Brief:
Each line below has to be set down again exactly.

Data to use:
:::::

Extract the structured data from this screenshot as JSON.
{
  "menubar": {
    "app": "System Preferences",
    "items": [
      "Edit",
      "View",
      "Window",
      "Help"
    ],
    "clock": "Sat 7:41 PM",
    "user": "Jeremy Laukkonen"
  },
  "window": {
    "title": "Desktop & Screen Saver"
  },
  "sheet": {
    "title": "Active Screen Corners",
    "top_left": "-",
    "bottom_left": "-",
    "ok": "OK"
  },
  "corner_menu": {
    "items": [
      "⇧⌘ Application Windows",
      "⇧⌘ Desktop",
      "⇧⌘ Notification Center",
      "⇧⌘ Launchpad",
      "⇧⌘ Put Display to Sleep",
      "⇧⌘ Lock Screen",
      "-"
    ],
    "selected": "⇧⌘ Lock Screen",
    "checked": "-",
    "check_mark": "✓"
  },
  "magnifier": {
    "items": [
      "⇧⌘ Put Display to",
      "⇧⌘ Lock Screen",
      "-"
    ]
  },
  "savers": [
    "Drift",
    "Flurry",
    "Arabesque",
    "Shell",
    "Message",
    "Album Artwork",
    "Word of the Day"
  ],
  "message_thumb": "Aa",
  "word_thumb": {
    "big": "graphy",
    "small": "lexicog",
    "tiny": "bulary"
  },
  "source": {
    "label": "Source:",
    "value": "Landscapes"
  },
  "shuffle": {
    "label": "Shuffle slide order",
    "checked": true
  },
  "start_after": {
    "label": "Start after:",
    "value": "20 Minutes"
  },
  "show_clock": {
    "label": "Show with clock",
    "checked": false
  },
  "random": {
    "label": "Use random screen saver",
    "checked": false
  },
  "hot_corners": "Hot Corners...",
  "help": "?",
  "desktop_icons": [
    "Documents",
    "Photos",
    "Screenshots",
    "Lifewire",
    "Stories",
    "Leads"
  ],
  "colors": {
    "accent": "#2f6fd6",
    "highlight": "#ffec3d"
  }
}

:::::

Worked solution:
Extract the structured data from this screenshot as JSON.
{
  "menubar": {
    "app": "System Preferences",
    "items": [
      "Edit",
      "View",
      "Window",
      "Help"
    ],
    "clock": "Sat 7:41 PM",
    "user": "Jeremy Laukkonen"
  },
  "window": {
    "title": "Desktop & Screen Saver"
  },
  "sheet": {
    "title": "Active Screen Corners",
    "top_left": "-",
    "bottom_left": "-",
    "ok": "OK"
  },
  "corner_menu": {
    "items": [
      "⇧⌘ Application Windows",
      "⇧⌘ Desktop",
      "⇧⌘ Notification Center",
      "⇧⌘ Launchpad",
      "⇧⌘ Put Display to Sleep",
      "⇧⌘ Lock Screen",
      "-"
    ],
    "selected": "⇧⌘ Lock Screen",
    "checked": "-",
    "check_mark": "✓"
  },
  "magnifier": {
    "items": [
      "⇧⌘ Put Display to",
      "⇧⌘ Lock Screen",
      "-"
    ]
  },
  "savers": [
    "Drift",
    "Flurry",
    "Arabesque",
    "Shell",
    "Message",
    "Album Artwork",
    "Word of the Day"
  ],
  "message_thumb": "Aa",
  "word_thumb": {
    "big": "graphy",
    "small": "lexicog",
    "tiny": "bulary"
  },
  "source": {
    "label": "Source:",
    "value": "Landscapes"
  },
  "shuffle": {
    "label": "Shuffle slide order",
    "checked": true
  },
  "start_after": {
    "label": "Start after:",
    "value": "20 Minutes"
  },
  "show_clock": {
    "label": "Show with clock",
    "checked": false
  },
  "random": {
    "label": "Use random screen saver",
    "checked": false
  },
  "hot_corners": "Hot Corners...",
  "help": "?",
  "desktop_icons": [
    "Documents",
    "Photos",
    "Screenshots",
    "Lifewire",
    "Stories",
    "Leads"
  ],
  "colors": {
    "accent": "#2f6fd6",
    "highlight": "#ffec3d"
  }
}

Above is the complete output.